Beautiful Southern belle Julia Jackson has just been informed she and her niece must find a new home immediately—or else. With no family to turn to in Georgia, Julia takes a mighty gamble and answers an advertisement for a nursemaid in wild Indian Territory—for the child of a man she knows nothing about. Together, she and five-year-old Lauralee waste no time as they flee to the safety of the new position Julia has accepted. She can only hope this move will be the start of a bright future for them away from Lauralee’s dangerous much older half-brother.
A rancher with no heart…
The death of Devlin Campbell’s young daughter has ripped the light from his life. Though the birth of his son, little Jamie, should have been a source of happiness, the subsequent loss of his wife forces Dev to ignore his emotions and trudge through life’s joyless responsibilities. But all that changes with the arrival of Miss Julia Jackson from Atlanta! Not at all what Dev is expecting in response to his ad, his resentment boils over at her failure to mention her tag-along niece—a painful reminder of the loss of his own little girl just two years earlier. Yet, how can he deny the sunshine Julie brings into his drab existence with her very presence?
Can love find a way?
In the depths of Dev’s boundless sorrow and his accompanying anger, is there room in his life for anyone else as Christmas approaches? Can Julie convince him that love is the cure for a broken heart, and hope is the only recipe for a new beginning between THE DEVIL AND MISS JULIA JACKSON…
THE DEVIL AND MISS JULIA JACKSON is available now for pre-order for KINDLE, and will release on October 26 in both digital and paperback. It’s full of action, suspense, and of course, Christmas magic!
Here’s the link to pre-order your very own copy of THE DEVIL AND MISS JULIA JACKSON!
Today’s special guest is Rhonda Gibson, here to talk to us about her latest interesting book research about the Harvey Girls and her newest book releases. Welcome, Rhonda!
Thank you for inviting me to be a guest blogger here at Petticoats and Pistols! I love coming here and sharing my latest research efforts. Right now I am devouring all information on the Harvey Girls.
I’ve been a fan of the Harvey Girls for many years. Come next year, I will have a Harvey Girl novella released by Winged Publications. As you can imagine, I have been reading up a storm about these outstanding women who helped shape the West.
From the late 1800s to the mid-1950s Harvey House restaurants and dining rooms upheld their tradition of quality food, high standards of service, and reasonable prices. The Harvey Girls served weary travelers gourmet meals in thirty minutes. Some served in restaurants, others in lunchrooms.

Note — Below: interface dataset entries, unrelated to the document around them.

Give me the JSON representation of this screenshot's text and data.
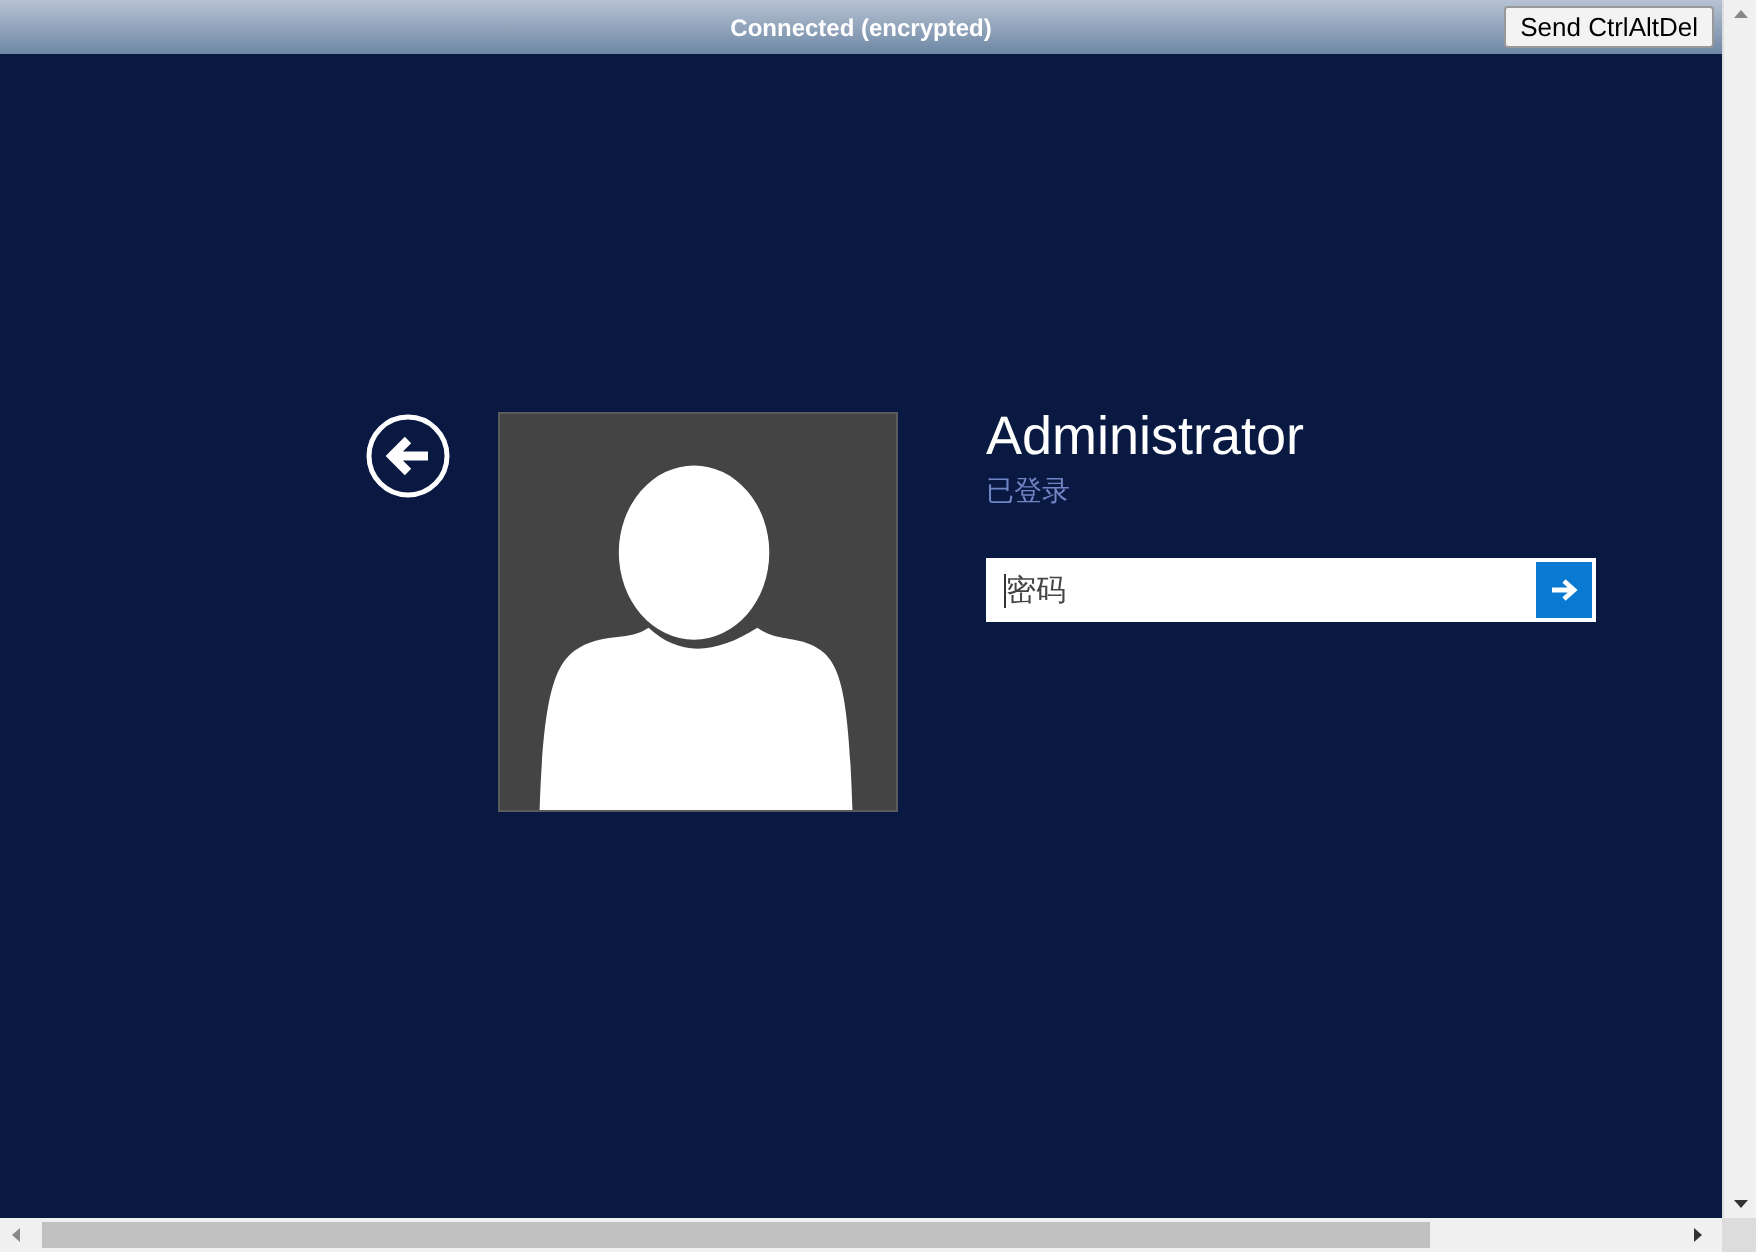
{
  "toolbar": {
    "status": "Connected (encrypted)",
    "button": "Send CtrlAltDel"
  },
  "login": {
    "user_name": "Administrator",
    "user_status": "已登录",
    "password": {
      "placeholder": "密码",
      "focused": true
    }
  }
}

All donned the standard uniform of black or white starched skirt, high-collared blouse, with a bib and apron. They served their patrons with practiced precision and polished etiquette.
Each patron would tell their waitress whether they preferred coffee, hot tea, iced tea or milk. The cup code enabled their choice to be served quickly. If the waitress left the cup right side up in its saucer, that meant coffee. Upside down meant hot tea. Upside down, but tilted against the saucer meant iced tea. Upside down, away from the saucer meant milk. Patrons who changed the positions of their cups risked getting the wrong drink.

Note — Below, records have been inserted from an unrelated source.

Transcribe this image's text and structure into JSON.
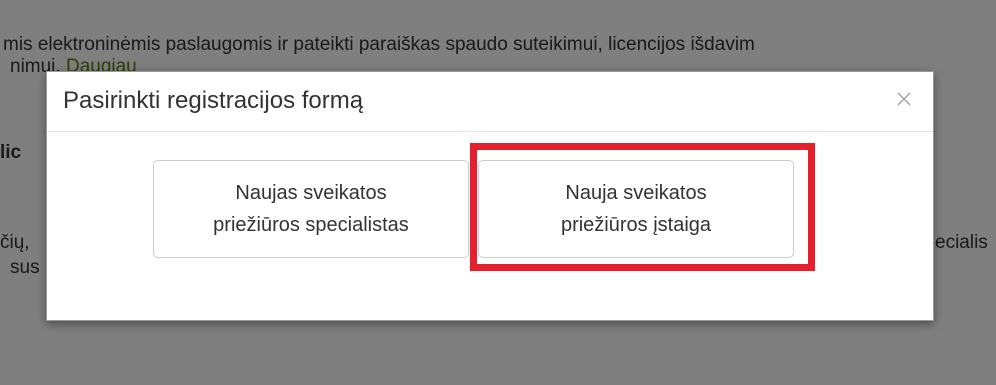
{
  "background": {
    "line1": "mis elektroninėmis paslaugomis ir pateikti paraiškas spaudo suteikimui, licencijos išdavim",
    "line2_text": "nimui.",
    "line2_link": "Daugiau",
    "heading_fragment": "lic",
    "para_fragment_1": "čių,",
    "para_fragment_1_right": "ecialis",
    "para_fragment_2": "sus"
  },
  "modal": {
    "title": "Pasirinkti registracijos formą",
    "close_icon": "close-icon",
    "options": [
      {
        "line1": "Naujas sveikatos",
        "line2": "priežiūros specialistas"
      },
      {
        "line1": "Nauja sveikatos",
        "line2": "priežiūros įstaiga"
      }
    ]
  },
  "colors": {
    "highlight": "#e3202b",
    "overlay": "rgba(0,0,0,0.5)",
    "link": "#5a7d00"
  }
}
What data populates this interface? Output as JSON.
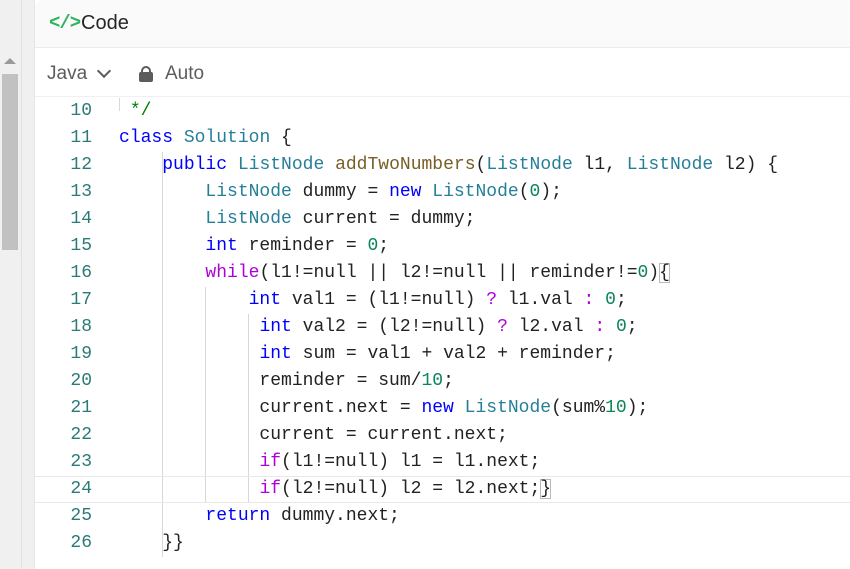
{
  "panel": {
    "title": "Code",
    "icon": "code-icon",
    "accent_color": "#2db55d"
  },
  "toolbar": {
    "language": "Java",
    "mode": "Auto"
  },
  "editor": {
    "current_line": 24,
    "lines": [
      {
        "n": "10",
        "text": " */"
      },
      {
        "n": "11",
        "text": "class Solution {"
      },
      {
        "n": "12",
        "text": "    public ListNode addTwoNumbers(ListNode l1, ListNode l2) {"
      },
      {
        "n": "13",
        "text": "        ListNode dummy = new ListNode(0);"
      },
      {
        "n": "14",
        "text": "        ListNode current = dummy;"
      },
      {
        "n": "15",
        "text": "        int reminder = 0;"
      },
      {
        "n": "16",
        "text": "        while(l1!=null || l2!=null || reminder!=0){"
      },
      {
        "n": "17",
        "text": "            int val1 = (l1!=null) ? l1.val : 0;"
      },
      {
        "n": "18",
        "text": "             int val2 = (l2!=null) ? l2.val : 0;"
      },
      {
        "n": "19",
        "text": "             int sum = val1 + val2 + reminder;"
      },
      {
        "n": "20",
        "text": "             reminder = sum/10;"
      },
      {
        "n": "21",
        "text": "             current.next = new ListNode(sum%10);"
      },
      {
        "n": "22",
        "text": "             current = current.next;"
      },
      {
        "n": "23",
        "text": "             if(l1!=null) l1 = l1.next;"
      },
      {
        "n": "24",
        "text": "             if(l2!=null) l2 = l2.next;}"
      },
      {
        "n": "25",
        "text": "        return dummy.next;"
      },
      {
        "n": "26",
        "text": "    }}"
      }
    ]
  }
}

The advertisement for “young women 18 to 30 years of age, of good character, attractive and intelligent” as waitresses in Harvey Eating Houses on the Santa Fe Railroad in the West is legendary. Their contribution to the growth of the American West is preserved in poetry, song, and film. The humorist, Will Rogers, observed that the Harvey Houses kept the West in food and wives.
From a variety of backgrounds, many of them supported parents and siblings back home on $17.50 in wages plus tips, while they carved out a future for themselves. They also received free room, board, clean uniforms, and a train pass to their training facility. Your family tree may have a Harvey Girl among its branches.
Right now, the Harvey Girls novella is in research mode but I do have two new books out this month, Pony Express Special Delivery and The Cowboy’s Way. I am giving away a copy of Pony Express Special Delivery, so leave a comment either about the Harvey Girls or the Pony Express for a chance to win.